After the coup, parents strongly discouraged their children from becoming involved in politics. In the wake of such national turmoil, political activism – beyond the casting of a ballot – was thought to be dangerous and divisive. Not unlike personal traumas, national traumas stay with people. They become embedded in the collective consciousness of a nation. What happened in the ‘60s and ‘70s was not just an individual memory of those who experienced it, but a collective memory. Personal experiences with political activism – and the often deadly consequences it entailed – were transmitted from generation to generation, through story-telling, music, literature, and film.
Among subsequent generations, civic engagement and political participation dwindled. University students and leftists groups continued to organize annual Labor Day protests in Taksim Square, but most everyone else was too frightened or too disillusioned to engage.
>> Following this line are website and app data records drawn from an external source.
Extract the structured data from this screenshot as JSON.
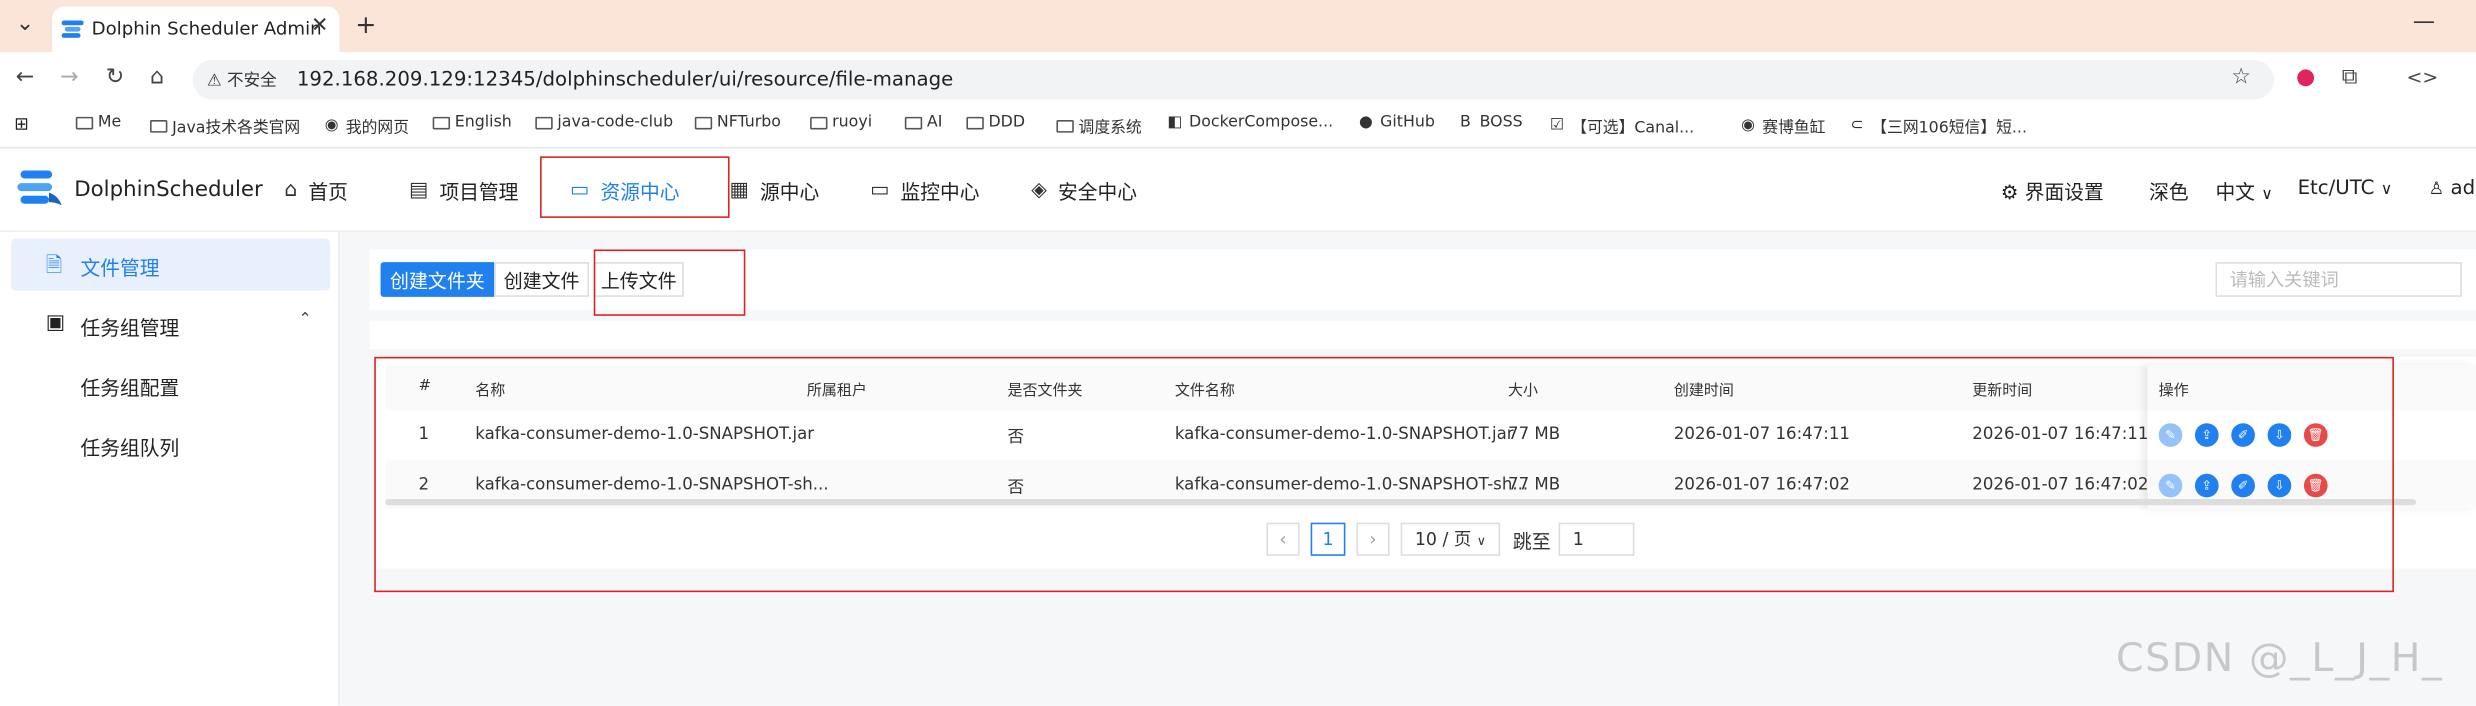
{
  "browser": {
    "tab_title": "Dolphin Scheduler Admin",
    "not_secure_label": "不安全",
    "url": "192.168.209.129:12345/dolphinscheduler/ui/resource/file-manage",
    "bookmarks": [
      {
        "icon": "folder-icon",
        "label": "Me"
      },
      {
        "icon": "folder-icon",
        "label": "Java技术各类官网"
      },
      {
        "icon": "globe-icon",
        "label": "我的网页"
      },
      {
        "icon": "folder-icon",
        "label": "English"
      },
      {
        "icon": "folder-icon",
        "label": "java-code-club"
      },
      {
        "icon": "folder-icon",
        "label": "NFTurbo"
      },
      {
        "icon": "folder-icon",
        "label": "ruoyi"
      },
      {
        "icon": "folder-icon",
        "label": "AI"
      },
      {
        "icon": "folder-icon",
        "label": "DDD"
      },
      {
        "icon": "folder-icon",
        "label": "调度系统"
      },
      {
        "icon": "docker-icon",
        "label": "DockerCompose..."
      },
      {
        "icon": "github-icon",
        "label": "GitHub"
      },
      {
        "icon": "boss-icon",
        "label": "BOSS"
      },
      {
        "icon": "checkbox-icon",
        "label": "【可选】Canal..."
      },
      {
        "icon": "globe-icon",
        "label": "赛博鱼缸"
      },
      {
        "icon": "link-icon",
        "label": "【三网106短信】短..."
      }
    ]
  },
  "app": {
    "brand": "DolphinScheduler",
    "menu": [
      {
        "icon": "home-icon",
        "label": "首页"
      },
      {
        "icon": "project-icon",
        "label": "项目管理"
      },
      {
        "icon": "folder-icon",
        "label": "资源中心"
      },
      {
        "icon": "datasource-icon",
        "label": "源中心"
      },
      {
        "icon": "monitor-icon",
        "label": "监控中心"
      },
      {
        "icon": "shield-icon",
        "label": "安全中心"
      }
    ],
    "right": {
      "settings_label": "界面设置",
      "theme_label": "深色",
      "lang_label": "中文",
      "timezone_label": "Etc/UTC",
      "user_label": "ad"
    }
  },
  "sidebar": {
    "items": [
      {
        "label": "文件管理"
      },
      {
        "label": "任务组管理"
      },
      {
        "label": "任务组配置"
      },
      {
        "label": "任务组队列"
      }
    ]
  },
  "toolbar": {
    "create_folder_label": "创建文件夹",
    "create_file_label": "创建文件",
    "upload_file_label": "上传文件",
    "search_placeholder": "请输入关键词"
  },
  "table": {
    "columns": [
      "#",
      "名称",
      "所属租户",
      "是否文件夹",
      "文件名称",
      "大小",
      "创建时间",
      "更新时间",
      "操作"
    ],
    "rows": [
      {
        "index": "1",
        "name": "kafka-consumer-demo-1.0-SNAPSHOT.jar",
        "tenant": "",
        "is_folder": "否",
        "file_name": "kafka-consumer-demo-1.0-SNAPSHOT.jar",
        "size": "77 MB",
        "created": "2026-01-07 16:47:11",
        "updated": "2026-01-07 16:47:11"
      },
      {
        "index": "2",
        "name": "kafka-consumer-demo-1.0-SNAPSHOT-sh...",
        "tenant": "",
        "is_folder": "否",
        "file_name": "kafka-consumer-demo-1.0-SNAPSHOT-sh...",
        "size": "77 MB",
        "created": "2026-01-07 16:47:02",
        "updated": "2026-01-07 16:47:02"
      }
    ]
  },
  "pagination": {
    "current_page": "1",
    "page_size_label": "10 / 页",
    "jump_label": "跳至",
    "jump_value": "1"
  },
  "watermark": "CSDN @_L_J_H_",
  "colors": {
    "primary": "#2080f0",
    "annotation_red": "#e02020",
    "danger": "#e84a4a"
  }
}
After riot police cracked down on peaceful protesters in Gezi Park more than two weeks ago, Turks were enraged. They cried. They shouted. And they joined.
Environmentalists joined. College students and their professors joined. Marxists, Kurds, and Alevis joined. Rowdy football fans not only joined; they mobilized. Doctors, lawyers, artists, and musicians all joined. Mothers and fathers joined. Grandmothers and grandfathers joined too. My mother – who was once so traumatized by what she had witnessed as a student – joined, in her own capacity. She attended a demonstration in Rhode Island, where my parents live now.
Images, videos, and anecdotes from Taksim Square continue to proliferate across social media sites. They reveal a strong and merciless state apparatus – police brutality against peaceful demonstrators, silencing of domestic and international media, and the detention of lawyers and doctors attempting to provide assistance to protestors. But they have also revealed an equally strong, revitalized civic culture in Turkey. Protestors, from all walks of life, organized trash disposal and street sweeping; provided urgent healthcare delivery for injured people, veterinary services for injured animals, and legal counsel for those detained; circulated and signed petitions; and held public piano concerts and yoga sessions. These are all concrete manifestations of the social cooperation and trust characteristic of an engaged civil society. We can still talk about the strong state in Turkey, but we can no longer call the civil society weak. No longer can we point to a disengaged public as the barrier to democratization in Turkey.
It’s still unclear what triggered the Occupy Gezi movement. Was it the park? The alcohol?
And we still don’t know how it will end. This past weekend in Istanbul has showcased the lengths the state is willing to go to in order to silence opposing perspectives. EU Minister Egemen Bagis and Prime Minister Erdogan have called the demonstrators “terrorists.” Reports of a draft law intended to limit social media content are emerging. And riot police, under government instruction, continue to disregard basic democratic principles, such as due process and medical neutrality. The current scene is beginning to look eerily similar to what happened four decades ago.
This is a dark chapter in Turkey’s history. But let us take a moment to recognize that the Occupy Gezi movement is testament to the renewed will of the Turkish people to engage, to care, to protest. Demonstrators continue to regroup in any alleyway or street corner that has been cleared of tear gas, and this shows that one thing is clear. Turkey is now, undeniably, a nation of joiners.